Document Type



Available under a Creative Commons Attribution Non-Commercial Share Alike 4.0 International Licence



Publication Details

Frontiers in Microbiology


Candida haemulonii is an emerging opportunistic pathogen resistant to most antifungal drugs currently used in clinical arena. Metal complexes containing 1,10-phenanthroline (phen) chelating ligands have well-established anti-Candida activity against different medically relevant species. This study utilized larvae of Galleria mellonella, a widely used model of in vivo infection, to examine C. haemulonii infection characteristics in response to different copper(II), manganese(II), and silver(I) chelates containing phen, which had demonstrated potent anti-C. haemulonii activity in a previous study.

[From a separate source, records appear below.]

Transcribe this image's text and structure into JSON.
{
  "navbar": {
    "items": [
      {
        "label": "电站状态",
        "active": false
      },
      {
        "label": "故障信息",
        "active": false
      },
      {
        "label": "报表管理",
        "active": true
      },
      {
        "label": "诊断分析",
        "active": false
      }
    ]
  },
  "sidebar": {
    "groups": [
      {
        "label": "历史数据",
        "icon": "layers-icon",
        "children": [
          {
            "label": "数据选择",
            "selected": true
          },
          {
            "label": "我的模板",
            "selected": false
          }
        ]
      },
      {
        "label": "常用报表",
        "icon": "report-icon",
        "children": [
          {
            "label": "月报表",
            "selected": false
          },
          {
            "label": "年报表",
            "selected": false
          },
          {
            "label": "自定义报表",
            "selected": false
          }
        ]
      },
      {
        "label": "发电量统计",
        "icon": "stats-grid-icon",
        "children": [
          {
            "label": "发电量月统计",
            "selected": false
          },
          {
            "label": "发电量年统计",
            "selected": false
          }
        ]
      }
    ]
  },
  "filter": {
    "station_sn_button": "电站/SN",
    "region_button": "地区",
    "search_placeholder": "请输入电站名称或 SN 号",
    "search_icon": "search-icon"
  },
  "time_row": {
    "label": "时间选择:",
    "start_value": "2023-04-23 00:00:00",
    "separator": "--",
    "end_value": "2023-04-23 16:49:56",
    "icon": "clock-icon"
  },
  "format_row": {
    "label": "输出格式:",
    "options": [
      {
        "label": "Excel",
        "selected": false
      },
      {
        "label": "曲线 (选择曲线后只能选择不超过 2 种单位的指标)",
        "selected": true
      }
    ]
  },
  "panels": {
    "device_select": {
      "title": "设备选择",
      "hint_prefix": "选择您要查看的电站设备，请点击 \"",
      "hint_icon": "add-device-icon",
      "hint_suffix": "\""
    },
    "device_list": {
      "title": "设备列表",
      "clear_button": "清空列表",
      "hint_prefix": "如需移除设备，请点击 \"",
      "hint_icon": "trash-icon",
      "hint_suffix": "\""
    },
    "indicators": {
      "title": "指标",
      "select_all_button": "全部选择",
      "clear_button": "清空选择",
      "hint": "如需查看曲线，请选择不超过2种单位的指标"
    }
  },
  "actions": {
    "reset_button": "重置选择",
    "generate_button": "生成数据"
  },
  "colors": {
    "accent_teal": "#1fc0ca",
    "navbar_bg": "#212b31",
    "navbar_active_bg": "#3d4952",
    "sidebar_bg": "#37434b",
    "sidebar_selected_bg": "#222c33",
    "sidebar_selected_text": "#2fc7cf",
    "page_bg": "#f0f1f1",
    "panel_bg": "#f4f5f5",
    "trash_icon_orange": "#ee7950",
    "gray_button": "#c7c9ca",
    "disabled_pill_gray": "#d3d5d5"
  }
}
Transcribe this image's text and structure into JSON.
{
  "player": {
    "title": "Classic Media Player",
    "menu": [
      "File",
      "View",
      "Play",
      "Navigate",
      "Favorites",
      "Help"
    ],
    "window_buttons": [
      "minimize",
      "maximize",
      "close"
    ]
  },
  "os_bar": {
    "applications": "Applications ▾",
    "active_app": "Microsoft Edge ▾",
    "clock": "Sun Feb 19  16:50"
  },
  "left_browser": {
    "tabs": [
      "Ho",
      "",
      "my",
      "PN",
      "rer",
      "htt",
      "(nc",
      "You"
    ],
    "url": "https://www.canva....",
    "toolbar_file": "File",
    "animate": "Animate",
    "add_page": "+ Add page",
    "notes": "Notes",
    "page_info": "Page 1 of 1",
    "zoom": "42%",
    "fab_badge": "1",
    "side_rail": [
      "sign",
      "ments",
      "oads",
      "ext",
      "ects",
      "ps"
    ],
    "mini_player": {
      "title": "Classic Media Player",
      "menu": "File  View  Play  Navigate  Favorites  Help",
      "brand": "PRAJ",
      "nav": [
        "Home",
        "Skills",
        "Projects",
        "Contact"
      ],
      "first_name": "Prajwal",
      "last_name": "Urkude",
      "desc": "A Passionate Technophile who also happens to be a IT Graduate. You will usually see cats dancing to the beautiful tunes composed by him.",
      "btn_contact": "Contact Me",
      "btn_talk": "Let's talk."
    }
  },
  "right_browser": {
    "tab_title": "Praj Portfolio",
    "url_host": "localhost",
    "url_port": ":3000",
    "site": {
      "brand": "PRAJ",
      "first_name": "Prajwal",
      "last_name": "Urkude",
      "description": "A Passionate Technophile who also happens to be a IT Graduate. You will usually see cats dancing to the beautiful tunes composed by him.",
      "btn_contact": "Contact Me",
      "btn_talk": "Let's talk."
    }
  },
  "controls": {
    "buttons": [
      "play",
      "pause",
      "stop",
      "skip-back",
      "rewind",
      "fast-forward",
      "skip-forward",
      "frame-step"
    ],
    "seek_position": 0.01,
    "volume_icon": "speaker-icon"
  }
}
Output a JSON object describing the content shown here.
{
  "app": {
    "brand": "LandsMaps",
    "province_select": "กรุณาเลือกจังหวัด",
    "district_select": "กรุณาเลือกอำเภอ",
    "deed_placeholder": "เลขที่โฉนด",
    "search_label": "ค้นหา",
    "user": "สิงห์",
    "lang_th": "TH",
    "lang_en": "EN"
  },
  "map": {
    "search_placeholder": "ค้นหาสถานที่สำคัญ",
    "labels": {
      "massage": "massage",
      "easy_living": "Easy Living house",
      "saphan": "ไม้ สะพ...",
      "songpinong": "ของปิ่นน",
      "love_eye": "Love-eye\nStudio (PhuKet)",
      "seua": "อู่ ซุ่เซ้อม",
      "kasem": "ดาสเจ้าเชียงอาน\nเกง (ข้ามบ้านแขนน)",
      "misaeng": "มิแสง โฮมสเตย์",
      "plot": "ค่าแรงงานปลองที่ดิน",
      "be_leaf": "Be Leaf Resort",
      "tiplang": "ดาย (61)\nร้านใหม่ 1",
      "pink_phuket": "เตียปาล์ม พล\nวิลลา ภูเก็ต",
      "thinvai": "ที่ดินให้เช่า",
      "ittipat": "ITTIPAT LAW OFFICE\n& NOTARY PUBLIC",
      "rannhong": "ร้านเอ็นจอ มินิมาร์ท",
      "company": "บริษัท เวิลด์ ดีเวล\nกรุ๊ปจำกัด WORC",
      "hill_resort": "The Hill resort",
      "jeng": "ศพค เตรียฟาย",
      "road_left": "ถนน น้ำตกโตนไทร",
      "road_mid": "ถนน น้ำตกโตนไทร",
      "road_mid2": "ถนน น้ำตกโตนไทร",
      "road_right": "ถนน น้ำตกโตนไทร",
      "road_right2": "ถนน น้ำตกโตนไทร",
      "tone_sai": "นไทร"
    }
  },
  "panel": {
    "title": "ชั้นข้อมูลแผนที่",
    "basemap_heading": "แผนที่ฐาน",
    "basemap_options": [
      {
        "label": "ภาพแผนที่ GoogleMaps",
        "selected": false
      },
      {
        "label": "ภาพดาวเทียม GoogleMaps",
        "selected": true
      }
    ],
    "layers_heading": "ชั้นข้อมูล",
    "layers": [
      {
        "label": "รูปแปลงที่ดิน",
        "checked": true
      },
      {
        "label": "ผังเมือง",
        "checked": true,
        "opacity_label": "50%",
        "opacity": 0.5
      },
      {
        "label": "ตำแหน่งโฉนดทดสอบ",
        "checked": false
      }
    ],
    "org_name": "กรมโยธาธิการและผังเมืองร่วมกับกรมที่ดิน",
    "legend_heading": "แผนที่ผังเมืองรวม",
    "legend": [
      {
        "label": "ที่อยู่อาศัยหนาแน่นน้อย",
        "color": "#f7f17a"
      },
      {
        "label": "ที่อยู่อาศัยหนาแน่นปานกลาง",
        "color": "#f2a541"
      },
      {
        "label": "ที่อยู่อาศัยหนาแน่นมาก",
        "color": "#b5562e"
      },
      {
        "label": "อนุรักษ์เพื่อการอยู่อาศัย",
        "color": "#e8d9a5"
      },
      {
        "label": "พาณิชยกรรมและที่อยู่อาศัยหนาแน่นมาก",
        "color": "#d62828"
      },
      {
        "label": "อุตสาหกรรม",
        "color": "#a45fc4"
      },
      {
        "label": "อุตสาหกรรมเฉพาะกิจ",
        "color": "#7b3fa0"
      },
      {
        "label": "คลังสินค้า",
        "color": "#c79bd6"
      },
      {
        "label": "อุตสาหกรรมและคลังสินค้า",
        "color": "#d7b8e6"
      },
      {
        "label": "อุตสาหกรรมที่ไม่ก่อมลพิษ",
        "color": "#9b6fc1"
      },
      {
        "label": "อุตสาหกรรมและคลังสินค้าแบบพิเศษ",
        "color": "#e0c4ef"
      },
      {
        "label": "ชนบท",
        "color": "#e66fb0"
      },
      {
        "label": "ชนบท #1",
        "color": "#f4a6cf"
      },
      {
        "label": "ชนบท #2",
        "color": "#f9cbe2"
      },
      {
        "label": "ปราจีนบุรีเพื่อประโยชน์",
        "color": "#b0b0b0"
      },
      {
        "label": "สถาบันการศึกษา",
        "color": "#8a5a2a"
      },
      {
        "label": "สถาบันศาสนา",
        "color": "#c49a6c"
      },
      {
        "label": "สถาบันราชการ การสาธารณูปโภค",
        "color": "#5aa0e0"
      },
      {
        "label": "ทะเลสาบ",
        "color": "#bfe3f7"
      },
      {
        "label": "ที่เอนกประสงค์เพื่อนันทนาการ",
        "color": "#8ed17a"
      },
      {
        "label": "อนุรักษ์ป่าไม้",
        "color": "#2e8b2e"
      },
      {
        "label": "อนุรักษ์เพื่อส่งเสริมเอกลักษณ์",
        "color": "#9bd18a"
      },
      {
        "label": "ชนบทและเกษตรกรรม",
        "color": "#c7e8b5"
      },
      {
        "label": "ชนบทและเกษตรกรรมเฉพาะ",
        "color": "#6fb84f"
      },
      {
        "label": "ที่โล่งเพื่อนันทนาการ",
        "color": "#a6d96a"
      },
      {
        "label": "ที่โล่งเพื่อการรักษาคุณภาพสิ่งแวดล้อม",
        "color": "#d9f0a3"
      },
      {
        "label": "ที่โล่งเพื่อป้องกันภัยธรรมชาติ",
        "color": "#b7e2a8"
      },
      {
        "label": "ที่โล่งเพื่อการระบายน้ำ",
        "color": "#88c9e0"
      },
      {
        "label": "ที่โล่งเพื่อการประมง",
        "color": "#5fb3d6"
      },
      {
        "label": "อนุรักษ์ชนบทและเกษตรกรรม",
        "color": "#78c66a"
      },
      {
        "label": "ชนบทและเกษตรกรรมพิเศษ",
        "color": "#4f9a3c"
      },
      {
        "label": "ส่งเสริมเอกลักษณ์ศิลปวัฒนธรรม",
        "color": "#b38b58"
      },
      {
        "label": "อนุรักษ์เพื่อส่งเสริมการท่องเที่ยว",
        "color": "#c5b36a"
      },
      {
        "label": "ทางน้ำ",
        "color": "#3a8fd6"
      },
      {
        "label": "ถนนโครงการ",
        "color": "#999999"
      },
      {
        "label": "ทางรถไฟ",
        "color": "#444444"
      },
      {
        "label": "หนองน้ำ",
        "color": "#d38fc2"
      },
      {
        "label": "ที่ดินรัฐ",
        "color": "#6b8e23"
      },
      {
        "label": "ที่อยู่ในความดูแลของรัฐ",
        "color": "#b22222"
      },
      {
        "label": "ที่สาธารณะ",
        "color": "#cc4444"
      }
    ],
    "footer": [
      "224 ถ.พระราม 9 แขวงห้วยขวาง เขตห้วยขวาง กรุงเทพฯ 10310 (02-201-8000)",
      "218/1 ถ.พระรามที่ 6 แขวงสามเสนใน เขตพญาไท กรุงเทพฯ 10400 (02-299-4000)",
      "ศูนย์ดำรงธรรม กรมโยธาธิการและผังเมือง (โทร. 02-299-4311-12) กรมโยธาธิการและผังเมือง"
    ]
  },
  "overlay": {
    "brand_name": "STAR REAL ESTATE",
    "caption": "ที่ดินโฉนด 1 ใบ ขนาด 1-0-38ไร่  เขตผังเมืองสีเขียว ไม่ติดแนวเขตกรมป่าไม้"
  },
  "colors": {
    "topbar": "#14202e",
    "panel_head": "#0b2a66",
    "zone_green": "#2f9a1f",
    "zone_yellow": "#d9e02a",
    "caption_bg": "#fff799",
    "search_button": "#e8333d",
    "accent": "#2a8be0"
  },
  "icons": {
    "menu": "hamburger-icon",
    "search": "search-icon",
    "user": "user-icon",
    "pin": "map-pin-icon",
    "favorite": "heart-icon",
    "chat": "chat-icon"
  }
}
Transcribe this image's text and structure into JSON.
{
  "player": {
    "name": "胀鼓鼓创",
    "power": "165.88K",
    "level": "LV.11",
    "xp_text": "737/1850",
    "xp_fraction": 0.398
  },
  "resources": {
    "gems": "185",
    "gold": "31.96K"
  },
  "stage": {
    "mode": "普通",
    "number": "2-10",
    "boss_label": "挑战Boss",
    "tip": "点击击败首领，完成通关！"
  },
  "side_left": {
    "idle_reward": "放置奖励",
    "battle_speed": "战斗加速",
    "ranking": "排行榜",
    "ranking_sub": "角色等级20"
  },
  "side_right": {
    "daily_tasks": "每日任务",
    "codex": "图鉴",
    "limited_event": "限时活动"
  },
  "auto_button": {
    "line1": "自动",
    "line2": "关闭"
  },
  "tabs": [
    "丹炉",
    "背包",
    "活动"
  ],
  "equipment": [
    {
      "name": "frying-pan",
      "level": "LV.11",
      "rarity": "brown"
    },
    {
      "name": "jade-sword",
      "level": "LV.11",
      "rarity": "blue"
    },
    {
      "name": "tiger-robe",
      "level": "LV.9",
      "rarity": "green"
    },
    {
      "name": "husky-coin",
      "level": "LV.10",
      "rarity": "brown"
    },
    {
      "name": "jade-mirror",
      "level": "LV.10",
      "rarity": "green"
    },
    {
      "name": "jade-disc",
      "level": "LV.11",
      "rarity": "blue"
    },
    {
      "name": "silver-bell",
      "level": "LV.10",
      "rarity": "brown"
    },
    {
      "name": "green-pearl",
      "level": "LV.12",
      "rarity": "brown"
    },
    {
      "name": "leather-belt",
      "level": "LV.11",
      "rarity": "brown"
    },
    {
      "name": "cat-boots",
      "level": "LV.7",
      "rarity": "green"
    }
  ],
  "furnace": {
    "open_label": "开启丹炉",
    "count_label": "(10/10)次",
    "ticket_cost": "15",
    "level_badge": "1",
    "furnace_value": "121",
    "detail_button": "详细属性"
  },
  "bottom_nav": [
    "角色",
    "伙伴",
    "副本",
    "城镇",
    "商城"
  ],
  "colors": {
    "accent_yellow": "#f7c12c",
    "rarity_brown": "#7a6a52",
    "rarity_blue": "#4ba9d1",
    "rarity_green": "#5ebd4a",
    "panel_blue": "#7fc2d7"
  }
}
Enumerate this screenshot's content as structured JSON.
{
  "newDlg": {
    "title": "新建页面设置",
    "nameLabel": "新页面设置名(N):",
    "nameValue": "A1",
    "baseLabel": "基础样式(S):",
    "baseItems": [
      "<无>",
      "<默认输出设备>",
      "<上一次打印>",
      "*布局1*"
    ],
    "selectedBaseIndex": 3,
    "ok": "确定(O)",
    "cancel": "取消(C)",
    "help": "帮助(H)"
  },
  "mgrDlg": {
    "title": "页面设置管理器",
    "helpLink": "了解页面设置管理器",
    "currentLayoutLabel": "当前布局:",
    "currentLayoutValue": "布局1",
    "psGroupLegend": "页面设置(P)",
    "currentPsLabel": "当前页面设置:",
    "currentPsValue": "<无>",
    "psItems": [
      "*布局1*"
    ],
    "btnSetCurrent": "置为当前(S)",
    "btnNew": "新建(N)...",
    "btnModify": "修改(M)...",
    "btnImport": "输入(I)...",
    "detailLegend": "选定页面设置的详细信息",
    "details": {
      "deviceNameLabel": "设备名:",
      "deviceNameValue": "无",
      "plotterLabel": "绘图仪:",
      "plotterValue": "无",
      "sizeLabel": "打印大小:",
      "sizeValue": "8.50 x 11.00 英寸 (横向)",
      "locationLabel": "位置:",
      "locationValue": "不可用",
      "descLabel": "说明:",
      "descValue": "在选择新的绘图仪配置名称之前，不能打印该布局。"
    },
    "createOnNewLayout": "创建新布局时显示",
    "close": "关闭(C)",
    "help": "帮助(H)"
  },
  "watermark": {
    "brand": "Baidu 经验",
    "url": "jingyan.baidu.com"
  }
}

The results showed that C. haemulonii virulence was influenced by inoculum size and incubation temperature, and the host G. mellonella immune response was triggered in an inoculum-dependent manner reflected by the number of circulating immune cells (hemocytes) and observance of larval melanization process. All test chelates were non-toxic to the host in concentrations up to 10 μg/larva. The complexes also affected the G. mellonella immune system, affecting the hemocyte number and the expression of genes encoding antifungal and immune-related peptides (e.g., inducible metalloproteinase inhibitor protein, transferrin, galiomycin, and gallerimycin). Except for [Ag2(3,6,9-tdda)(phen)4].EtOH (3,6,9-tddaH2 = 3,6,9-trioxoundecanedioic acid), all chelates were capable of affecting the fungal burden of infected larvae and the virulence of C. haemulonii in a dose-dependent manner. This work shows that copper(II), manganese(II), and silver(I) chelates containing phen with anti-C. haemulonii activity are capable of (i) inhibiting fungal proliferation during in vivo infection, (ii) priming an immune response in the G. mellonella host and (iii) affecting C. haemulonii virulence.


Included in

Microbiology Commons